PROBLEM
Find the lines below that contain the string "本地磁盘", count them, and give only the number.
● ● ● ● ● ● ●
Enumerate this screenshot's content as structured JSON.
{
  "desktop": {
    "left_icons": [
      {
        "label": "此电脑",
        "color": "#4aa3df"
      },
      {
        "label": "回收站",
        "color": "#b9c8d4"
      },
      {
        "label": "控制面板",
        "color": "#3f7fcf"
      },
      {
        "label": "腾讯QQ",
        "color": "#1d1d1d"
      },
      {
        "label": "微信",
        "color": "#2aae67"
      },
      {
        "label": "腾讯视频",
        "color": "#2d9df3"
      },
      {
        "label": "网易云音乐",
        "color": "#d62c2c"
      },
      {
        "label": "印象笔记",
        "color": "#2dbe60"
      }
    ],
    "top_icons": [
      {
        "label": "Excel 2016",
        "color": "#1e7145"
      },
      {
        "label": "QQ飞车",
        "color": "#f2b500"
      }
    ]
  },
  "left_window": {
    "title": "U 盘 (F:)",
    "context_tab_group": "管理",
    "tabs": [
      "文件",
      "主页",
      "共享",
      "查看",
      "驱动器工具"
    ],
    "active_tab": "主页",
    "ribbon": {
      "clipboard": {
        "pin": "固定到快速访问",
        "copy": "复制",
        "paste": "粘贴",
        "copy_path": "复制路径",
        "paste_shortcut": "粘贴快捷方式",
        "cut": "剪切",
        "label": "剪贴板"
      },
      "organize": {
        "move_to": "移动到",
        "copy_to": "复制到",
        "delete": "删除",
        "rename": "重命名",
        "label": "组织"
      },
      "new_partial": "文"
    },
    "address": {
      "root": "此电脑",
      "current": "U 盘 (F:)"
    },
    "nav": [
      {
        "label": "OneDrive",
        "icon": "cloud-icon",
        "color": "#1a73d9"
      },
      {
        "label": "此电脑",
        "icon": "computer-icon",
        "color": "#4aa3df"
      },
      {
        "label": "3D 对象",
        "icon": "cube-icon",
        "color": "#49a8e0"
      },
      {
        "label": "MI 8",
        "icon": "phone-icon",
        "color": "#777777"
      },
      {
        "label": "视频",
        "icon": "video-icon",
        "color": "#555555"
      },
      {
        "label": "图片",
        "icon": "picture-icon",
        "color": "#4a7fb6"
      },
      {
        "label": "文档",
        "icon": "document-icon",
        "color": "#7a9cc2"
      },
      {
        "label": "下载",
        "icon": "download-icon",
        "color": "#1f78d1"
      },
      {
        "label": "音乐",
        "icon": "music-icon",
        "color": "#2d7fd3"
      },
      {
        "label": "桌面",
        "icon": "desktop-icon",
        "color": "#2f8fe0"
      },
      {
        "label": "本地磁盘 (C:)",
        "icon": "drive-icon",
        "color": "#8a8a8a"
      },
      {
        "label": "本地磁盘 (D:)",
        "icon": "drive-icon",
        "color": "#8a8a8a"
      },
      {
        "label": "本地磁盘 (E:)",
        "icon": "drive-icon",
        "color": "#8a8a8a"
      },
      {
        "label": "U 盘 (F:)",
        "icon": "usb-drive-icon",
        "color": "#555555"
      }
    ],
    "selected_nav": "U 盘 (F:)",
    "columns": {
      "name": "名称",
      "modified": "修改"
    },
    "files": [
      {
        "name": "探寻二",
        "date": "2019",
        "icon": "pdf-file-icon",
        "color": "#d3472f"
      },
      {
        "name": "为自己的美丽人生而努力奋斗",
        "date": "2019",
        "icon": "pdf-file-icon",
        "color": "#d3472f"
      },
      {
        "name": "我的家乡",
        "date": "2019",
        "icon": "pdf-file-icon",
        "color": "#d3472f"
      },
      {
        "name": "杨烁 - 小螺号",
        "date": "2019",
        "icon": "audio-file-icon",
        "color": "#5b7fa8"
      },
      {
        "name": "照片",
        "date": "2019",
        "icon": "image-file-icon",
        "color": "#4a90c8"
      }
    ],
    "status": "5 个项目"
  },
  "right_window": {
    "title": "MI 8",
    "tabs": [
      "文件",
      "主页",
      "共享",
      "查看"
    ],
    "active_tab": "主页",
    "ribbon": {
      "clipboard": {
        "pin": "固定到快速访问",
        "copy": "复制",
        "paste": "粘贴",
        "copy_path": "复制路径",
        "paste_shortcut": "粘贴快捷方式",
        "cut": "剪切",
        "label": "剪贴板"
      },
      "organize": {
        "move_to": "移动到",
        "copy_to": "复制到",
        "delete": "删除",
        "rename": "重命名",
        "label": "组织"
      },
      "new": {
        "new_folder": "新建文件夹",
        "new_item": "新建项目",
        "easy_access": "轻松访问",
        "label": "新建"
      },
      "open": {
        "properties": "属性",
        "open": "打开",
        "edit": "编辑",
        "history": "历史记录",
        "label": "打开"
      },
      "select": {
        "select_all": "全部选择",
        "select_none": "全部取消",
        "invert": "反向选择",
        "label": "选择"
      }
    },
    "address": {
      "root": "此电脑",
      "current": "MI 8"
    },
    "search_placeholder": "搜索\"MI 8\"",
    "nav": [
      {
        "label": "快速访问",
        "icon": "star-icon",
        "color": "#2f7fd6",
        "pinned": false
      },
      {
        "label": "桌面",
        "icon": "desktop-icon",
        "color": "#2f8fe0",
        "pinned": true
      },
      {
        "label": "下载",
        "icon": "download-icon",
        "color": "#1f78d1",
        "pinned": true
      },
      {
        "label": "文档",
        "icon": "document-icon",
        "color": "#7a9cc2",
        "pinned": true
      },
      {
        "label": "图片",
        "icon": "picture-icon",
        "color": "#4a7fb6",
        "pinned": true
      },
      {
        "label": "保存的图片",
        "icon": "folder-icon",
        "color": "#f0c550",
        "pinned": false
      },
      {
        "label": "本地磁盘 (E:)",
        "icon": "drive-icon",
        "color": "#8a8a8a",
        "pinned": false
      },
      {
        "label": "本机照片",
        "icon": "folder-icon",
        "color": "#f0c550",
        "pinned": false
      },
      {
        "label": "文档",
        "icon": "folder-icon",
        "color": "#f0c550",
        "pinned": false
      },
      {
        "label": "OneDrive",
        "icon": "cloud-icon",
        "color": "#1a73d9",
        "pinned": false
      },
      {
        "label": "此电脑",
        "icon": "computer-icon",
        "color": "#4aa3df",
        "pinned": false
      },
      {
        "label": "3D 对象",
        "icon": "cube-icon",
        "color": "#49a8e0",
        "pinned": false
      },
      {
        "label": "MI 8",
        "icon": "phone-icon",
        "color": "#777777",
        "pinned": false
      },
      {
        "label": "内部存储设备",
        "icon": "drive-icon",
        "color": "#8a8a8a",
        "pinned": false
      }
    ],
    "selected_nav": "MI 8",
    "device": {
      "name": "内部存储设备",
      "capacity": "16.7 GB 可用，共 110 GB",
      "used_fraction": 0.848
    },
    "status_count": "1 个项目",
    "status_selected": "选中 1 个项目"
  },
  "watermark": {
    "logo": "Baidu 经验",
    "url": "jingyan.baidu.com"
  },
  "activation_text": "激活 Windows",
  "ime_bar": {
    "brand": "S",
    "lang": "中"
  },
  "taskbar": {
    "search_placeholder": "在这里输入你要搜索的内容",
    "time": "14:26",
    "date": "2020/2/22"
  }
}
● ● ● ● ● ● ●
RESPONSE AREA
4